Uniform Regulation of Ballast Water
Ballast water regulations that are protective of the environment, maintain efficient waterborne
commerce on the Great Lakes and St. Lawrence Seaway, and are binationally compatible and equitable.
Vessel discharges, such as ballast water, are critical to maintain safe and efficient operations. The maritime industry has a long history of establishing best management practices and technical innovations to ensure the Great Lakes ecosystem is protected. However, ensuing legal battles opened the door for each state and multiple federal agencies to establish their own regulatory regimes that were often conflicting and impossible to meet. Great Lakes stakeholders pushed for a better way.
The Vessel Incidental Discharge Act (VIDA) established that long-sought process to set uniform federal discharge requirements jointly regulated by the U.S Environmental Protection Agency (USEPA) and the U.S. Coast Guard (USCG). On October 26, 2020, the USEPA published the proposed Vessel Incidental Discharge National Standards of Performance to implement VIDA. The proposal included general standards as well as vessel-specific standards for 20 discharges incidental to the normal operation of a vessel. The USEPA proposal does not require any vessels operating exclusively on the Great Lakes (“lakers”) to meet the numeric ballast water discharge standard. In general, GLMTF supports this regulation, including how ballast water is regulated in the Great Lakes. The USEPA has not taken any further actions regarding the proposed standards. GLMTF continues to engage with the USEPA to provide any information needed.
GLMTF also supports a petition submitted by the Lake Carriers’ Association to the Federal Maritime Commission on March 6, 2020, citing unfair practices by the Government of Canada in requiring U.S.‑flagged lakers to install a ballast water management system on any vessel that wishes to trade in Canada, even if that is a U.S.-flagged vessel bringing U.S. cargoes and not discharging any ballast water in Canadian waters.
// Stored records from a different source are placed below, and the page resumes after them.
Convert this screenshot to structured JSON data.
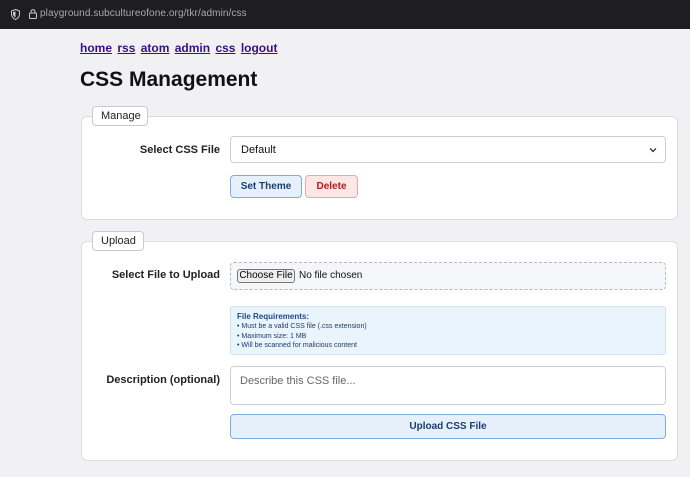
{
  "browser": {
    "url_host": "playground.subcultureofone.org",
    "url_path": "/tkr/admin/css"
  },
  "nav": {
    "items": [
      "home",
      "rss",
      "atom",
      "admin",
      "css",
      "logout"
    ]
  },
  "page": {
    "title": "CSS Management"
  },
  "manage": {
    "legend": "Manage",
    "select_label": "Select CSS File",
    "selected_value": "Default",
    "set_theme_label": "Set Theme",
    "delete_label": "Delete"
  },
  "upload": {
    "legend": "Upload",
    "file_label": "Select File to Upload",
    "choose_label": "Choose File",
    "no_file_text": "No file chosen",
    "requirements": {
      "title": "File Requirements:",
      "items": [
        "• Must be a valid CSS file (.css extension)",
        "• Maximum size: 1 MB",
        "• Will be scanned for malicious content"
      ]
    },
    "description_label": "Description (optional)",
    "description_placeholder": "Describe this CSS file...",
    "upload_button_label": "Upload CSS File"
  },
  "colors": {
    "link": "#3a0e86",
    "primary_button_bg": "#e6f0fb",
    "primary_button_border": "#79aee0",
    "danger_button_bg": "#fde6e6",
    "danger_text": "#b01e1e",
    "info_bg": "#eaf4fd"
  },
  "icons": {
    "tracking": "shield-icon",
    "security": "lock-icon",
    "select": "chevron-down-icon"
  }
}
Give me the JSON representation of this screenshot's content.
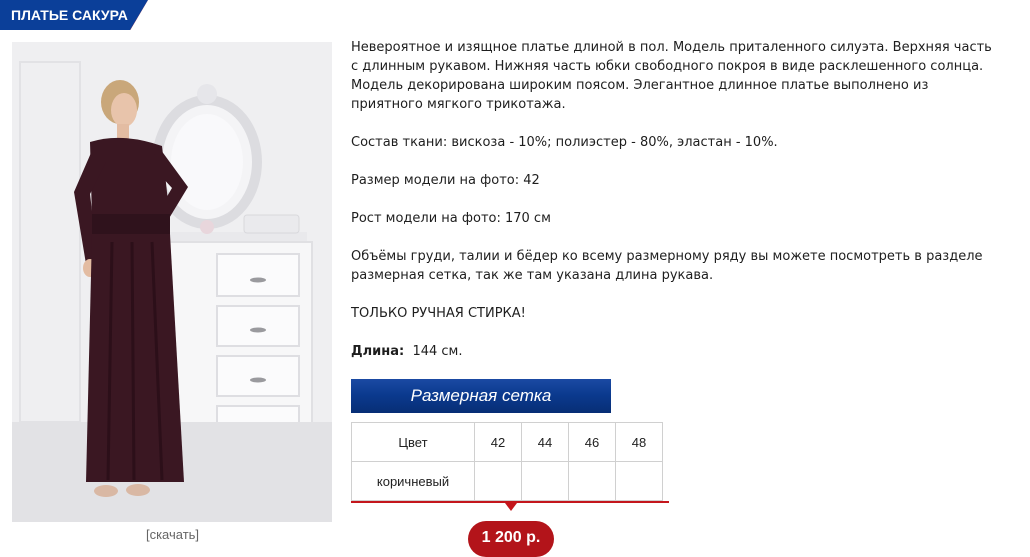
{
  "header": {
    "title": "ПЛАТЬЕ САКУРА"
  },
  "photo": {
    "download_label": "[скачать]"
  },
  "description": {
    "intro": "Невероятное и изящное платье длиной в пол. Модель приталенного силуэта. Верхняя часть с длинным рукавом. Нижняя часть юбки свободного покроя в виде расклешенного солнца. Модель декорирована широким поясом.  Элегантное длинное платье выполнено из приятного мягкого трикотажа.",
    "fabric": "Состав ткани: вискоза - 10%; полиэстер - 80%, эластан - 10%.",
    "model_size": "Размер модели на фото: 42",
    "model_height": "Рост модели на фото: 170 см",
    "volumes": "Объёмы груди, талии и бёдер ко всему размерному ряду вы можете посмотреть в разделе размерная сетка, так же там указана длина рукава.",
    "wash": "ТОЛЬКО РУЧНАЯ СТИРКА!",
    "length_label": "Длина:",
    "length_value": "144 см."
  },
  "size_grid": {
    "button_label": "Размерная сетка",
    "color_header": "Цвет",
    "sizes": [
      "42",
      "44",
      "46",
      "48"
    ],
    "rows": [
      {
        "color": "коричневый"
      }
    ]
  },
  "price": {
    "label": "1 200 р."
  },
  "colors": {
    "brand_blue": "#0b3f99",
    "accent_red": "#c4161c",
    "dress": "#3a1722"
  }
}
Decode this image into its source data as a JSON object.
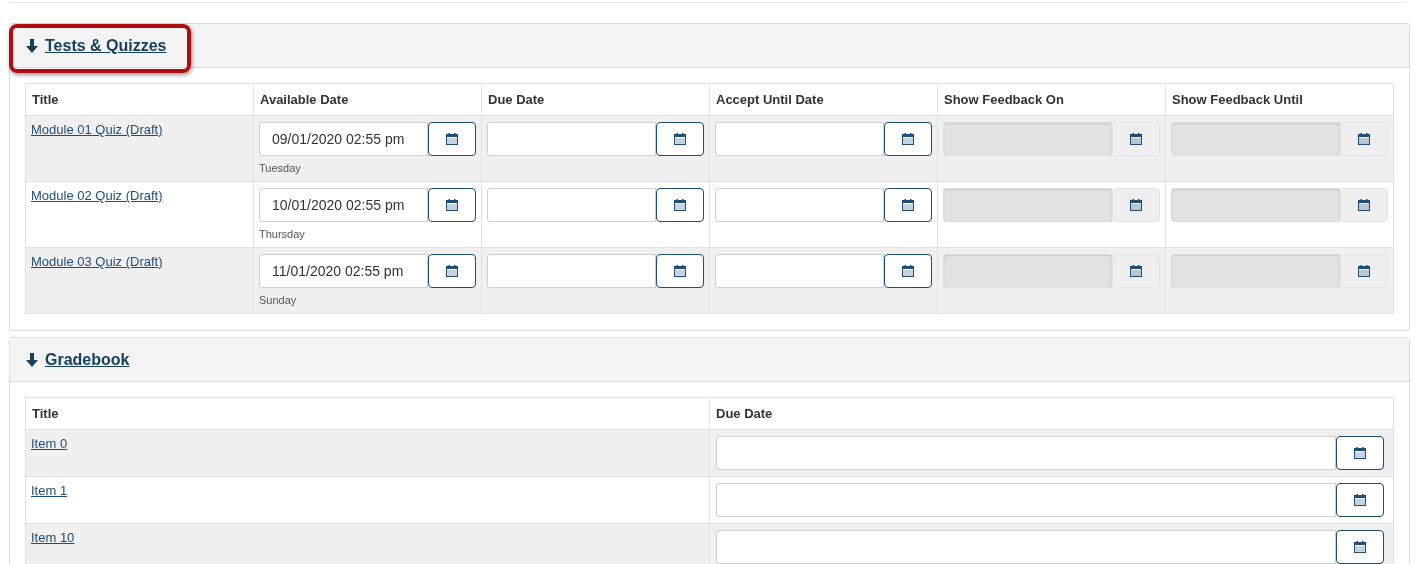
{
  "sections": [
    {
      "title": "Tests & Quizzes",
      "highlighted": true,
      "columns": [
        "Title",
        "Available Date",
        "Due Date",
        "Accept Until Date",
        "Show Feedback On",
        "Show Feedback Until"
      ],
      "rows": [
        {
          "title": "Module 01 Quiz (Draft)",
          "dates": [
            {
              "value": "09/01/2020 02:55 pm",
              "note": "Tuesday",
              "disabled": false
            },
            {
              "disabled": false
            },
            {
              "disabled": false
            },
            {
              "disabled": true
            },
            {
              "disabled": true
            }
          ]
        },
        {
          "title": "Module 02 Quiz (Draft)",
          "dates": [
            {
              "value": "10/01/2020 02:55 pm",
              "note": "Thursday",
              "disabled": false
            },
            {
              "disabled": false
            },
            {
              "disabled": false
            },
            {
              "disabled": true
            },
            {
              "disabled": true
            }
          ]
        },
        {
          "title": "Module 03 Quiz (Draft)",
          "dates": [
            {
              "value": "11/01/2020 02:55 pm",
              "note": "Sunday",
              "disabled": false
            },
            {
              "disabled": false
            },
            {
              "disabled": false
            },
            {
              "disabled": true
            },
            {
              "disabled": true
            }
          ]
        }
      ]
    },
    {
      "title": "Gradebook",
      "highlighted": false,
      "columns": [
        "Title",
        "Due Date"
      ],
      "rows": [
        {
          "title": "Item 0",
          "dates": [
            {
              "disabled": false
            }
          ]
        },
        {
          "title": "Item 1",
          "dates": [
            {
              "disabled": false
            }
          ]
        },
        {
          "title": "Item 10",
          "dates": [
            {
              "disabled": false
            }
          ]
        }
      ]
    }
  ]
}
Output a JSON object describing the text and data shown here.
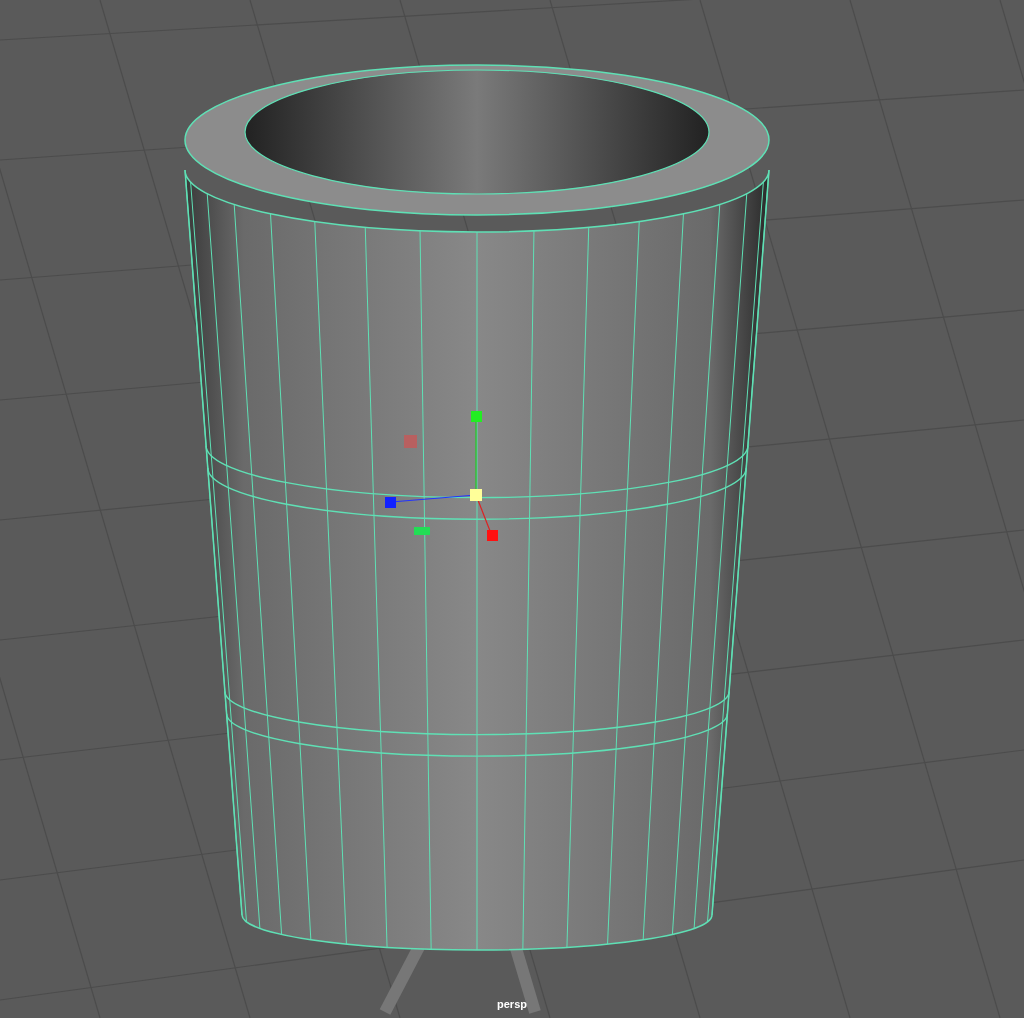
{
  "viewport": {
    "camera_label": "persp"
  }
}
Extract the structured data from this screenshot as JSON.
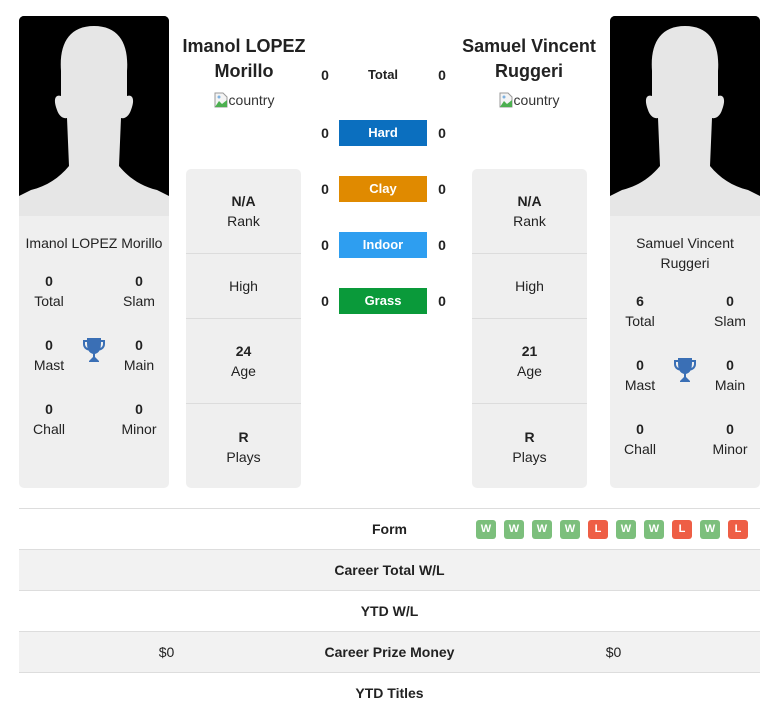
{
  "colors": {
    "hard": "#0b6fbf",
    "clay": "#e08a00",
    "indoor": "#2e9ef0",
    "grass": "#0a9a3a",
    "win": "#7cbf7c",
    "loss": "#ee5e45",
    "trophy": "#3a6fb5"
  },
  "player1": {
    "header_name": "Imanol LOPEZ Morillo",
    "card_name": "Imanol LOPEZ Morillo",
    "country_alt": "country",
    "photo_icon": "player-silhouette",
    "titles": {
      "total": {
        "value": "0",
        "label": "Total"
      },
      "slam": {
        "value": "0",
        "label": "Slam"
      },
      "mast": {
        "value": "0",
        "label": "Mast"
      },
      "main": {
        "value": "0",
        "label": "Main"
      },
      "chall": {
        "value": "0",
        "label": "Chall"
      },
      "minor": {
        "value": "0",
        "label": "Minor"
      }
    },
    "info": {
      "rank": {
        "value": "N/A",
        "label": "Rank"
      },
      "high": {
        "label": "High"
      },
      "age": {
        "value": "24",
        "label": "Age"
      },
      "plays": {
        "value": "R",
        "label": "Plays"
      }
    },
    "prize_money": "$0"
  },
  "player2": {
    "header_name": "Samuel Vincent Ruggeri",
    "card_name": "Samuel Vincent Ruggeri",
    "country_alt": "country",
    "photo_icon": "player-silhouette",
    "titles": {
      "total": {
        "value": "6",
        "label": "Total"
      },
      "slam": {
        "value": "0",
        "label": "Slam"
      },
      "mast": {
        "value": "0",
        "label": "Mast"
      },
      "main": {
        "value": "0",
        "label": "Main"
      },
      "chall": {
        "value": "0",
        "label": "Chall"
      },
      "minor": {
        "value": "0",
        "label": "Minor"
      }
    },
    "info": {
      "rank": {
        "value": "N/A",
        "label": "Rank"
      },
      "high": {
        "label": "High"
      },
      "age": {
        "value": "21",
        "label": "Age"
      },
      "plays": {
        "value": "R",
        "label": "Plays"
      }
    },
    "prize_money": "$0"
  },
  "h2h": [
    {
      "label": "Total",
      "p1": "0",
      "p2": "0"
    },
    {
      "label": "Hard",
      "p1": "0",
      "p2": "0"
    },
    {
      "label": "Clay",
      "p1": "0",
      "p2": "0"
    },
    {
      "label": "Indoor",
      "p1": "0",
      "p2": "0"
    },
    {
      "label": "Grass",
      "p1": "0",
      "p2": "0"
    }
  ],
  "table": {
    "form_label": "Form",
    "form": [
      "W",
      "W",
      "W",
      "W",
      "L",
      "W",
      "W",
      "L",
      "W",
      "L"
    ],
    "career_wl_label": "Career Total W/L",
    "ytd_wl_label": "YTD W/L",
    "prize_label": "Career Prize Money",
    "ytd_titles_label": "YTD Titles"
  }
}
Canada finalized their regulations on June 16, 2021. The Canadian regulation places an undue burden on the U.S.-flagged Great Lakes fleet by requiring equipment that has not been tested in the Great Lakes and that is operationally incompatible with vessels trading in Canada. The estimated compliance cost for the U.S.-flagged Great Lakes fleet is $778M (2022$). The Canadian fleet owns 90 percent of binational trade. The Canadian regulation would decimate U.S.-flagged lakers and hand the remaining trade to the Canadian fleet. Forcing this equipment on vessels not discharging in Canadian waters and without any evidence of operability and effectiveness is absurd.
Continue to work with the USEPA, USCG, the eight Great Lakes states, and other stakeholders to develop federal vessel discharge regulations for the Great Lakes, as authorized in VIDA. Ensure they align with the operational requirements of the U.S.-flagged Great Lakes fleet and are protective of the Great Lakes. Work with our federal partners to revise the Canadian regulations and make them fair and compatible with U.S. requirements.